The ideal situation in my mind is making passive income outside the restaurant--something like publishing an eBook about Walking Across America, or starting a business that requires something akin to a 4-hour work-week. By passive income, I mean something that makes you money without much effort, if any at all, and using a restaurant job to hone your craft, your hobby that you really enjoy and wish to learn more about.

When your chef salary or hourly rate is your only means and you're in debt, or not even in debt, there's hardly any to set aside for the future, which to me is an issue. It may not be for you, but if I make it to old age, I simply do not want to be broke.
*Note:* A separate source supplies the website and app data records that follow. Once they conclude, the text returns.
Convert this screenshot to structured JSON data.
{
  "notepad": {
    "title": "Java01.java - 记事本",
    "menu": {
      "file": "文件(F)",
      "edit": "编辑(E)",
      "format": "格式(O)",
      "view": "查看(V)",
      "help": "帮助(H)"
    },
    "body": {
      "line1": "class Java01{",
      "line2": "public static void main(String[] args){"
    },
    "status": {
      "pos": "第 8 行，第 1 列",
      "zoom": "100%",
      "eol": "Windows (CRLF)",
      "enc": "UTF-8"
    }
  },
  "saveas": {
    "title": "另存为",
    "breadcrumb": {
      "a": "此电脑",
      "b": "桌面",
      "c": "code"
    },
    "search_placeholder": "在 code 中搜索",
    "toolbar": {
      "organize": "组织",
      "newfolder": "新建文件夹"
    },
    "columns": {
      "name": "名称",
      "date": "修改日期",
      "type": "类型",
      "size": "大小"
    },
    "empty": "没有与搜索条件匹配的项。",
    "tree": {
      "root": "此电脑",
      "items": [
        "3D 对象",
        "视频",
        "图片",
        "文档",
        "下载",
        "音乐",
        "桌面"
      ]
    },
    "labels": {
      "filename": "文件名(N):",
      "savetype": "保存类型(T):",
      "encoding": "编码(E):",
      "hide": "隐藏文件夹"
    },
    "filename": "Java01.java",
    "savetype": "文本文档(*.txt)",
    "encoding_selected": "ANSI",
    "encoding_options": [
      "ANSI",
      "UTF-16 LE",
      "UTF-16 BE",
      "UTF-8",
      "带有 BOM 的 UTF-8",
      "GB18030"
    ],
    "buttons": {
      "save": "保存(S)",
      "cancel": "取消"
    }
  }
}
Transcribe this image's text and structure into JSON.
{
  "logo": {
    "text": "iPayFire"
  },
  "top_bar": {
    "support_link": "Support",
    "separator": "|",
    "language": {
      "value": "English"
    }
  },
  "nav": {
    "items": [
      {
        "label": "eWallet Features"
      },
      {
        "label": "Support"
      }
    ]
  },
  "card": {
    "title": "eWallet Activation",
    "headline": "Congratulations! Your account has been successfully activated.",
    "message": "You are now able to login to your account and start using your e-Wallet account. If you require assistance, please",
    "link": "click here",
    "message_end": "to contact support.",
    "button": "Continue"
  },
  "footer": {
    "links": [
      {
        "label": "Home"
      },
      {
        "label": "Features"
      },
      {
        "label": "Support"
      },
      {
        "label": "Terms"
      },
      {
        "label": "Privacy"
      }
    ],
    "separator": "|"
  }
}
After five years in the industry  and after having started two different little food businesses, I've learned it's very difficult to make good money with great food, especially in such a food-centric city. That's not to say awesome opportunities and collaborations won't arise!


The restaurant that I consider my culinary school is called the Odd Duck in Austin, Texas. I worked as a prep. cook for six months and then eventually started cooking on the line for lunch services. Before my first day working there, I called the restaurant to make sure when would be a good time to stage. The chef told me everything I needed to know to be successful day of:

Bring your tools: My personal choice here would involve a bain-marie to hold most of them (Spoons, slotted, sauce, and flat-edged, fish spatula, rubber spatula, tweezer-tongs both short and long, offset, vegetable peeler, cake tester, kitchen shears...)

Make sure your chef's knife is sharp, consider bringing your petty and pairing knife as well. Also, read one of my older articles on the subject.

I remember at one restaurant I worked at, we had a stage come in from culinary school who was bragging about how great and sharp his new $400 chef's knife was. Funnily enough, he ended up leaving his treasured knife behind and had to pick it up the next day. Although this wasn't the only reason he didn't get the job, we learned enough from that mistake of his.

Wear non-slip shoes. Converse may look cool, but taking a spill into dirty mop water, or better yet, the edge of stainless steel prep. table, definitely does not.

Bring a small notebook, pen, and sharpie. The more recipes you constantly have on you, the less you'll have to ask for it down the road, the less you'll have to seek out the house recipe book, and the more likely you'll help others with your accumulated knowledge.

Get into the habit of labeling anything you plan on keeping around for later consumption. Many painful and stressful accidents will be avoided with this invaluable practice.

Dress Code: Some kitchens are more formal than others. Luckily, chef attire can be rather inexpensive.

Know the lingo: Here's a real in-depth article that covers all the bases.

Last bits of advice:

This profession involves a constant sense of urgency. Anybody who is standing still in a kitchen, clearly unaware of what needs to get done, for themselves or for their team is a weak link and most likely will fail the stage. There is always something that can be cleaner, neater, consolidated, or prepped.

Get in the habit of thinking at least two-steps ahead constantly. If you work in a large kitchen, this will save you miles over time of unnecessary walking to forgotten or overlooked items. This all really has to do with focusing and not letting the often hectic environment of the kitchen distract your thoughts and deter you from completing the tasks at hand.

It's always okay to make a mistake, unless it happens again, and worse-still, thrice. Mistakes in a kitchen are not entertained well very often because they waste time, product, and create tensions within a team. They are also clear indicators of weak-points and may uncover underlying symptoms of a larger problem (poor team culture, for example, or the impetus to buying a new kitchen appliance: a digital timer).

If you are confused about the seemingly interchangeable terms of "Chef" and "Cook" or "Professional Cook" as I have been, allow me to share a conclusion I've come to: A chef is someone who wants the best dining experience for his/or her guest and can be held accountable for the cuisine they put out. My old boss' words of wisdom: "We are in the business of making other people's nights." And that's the truth.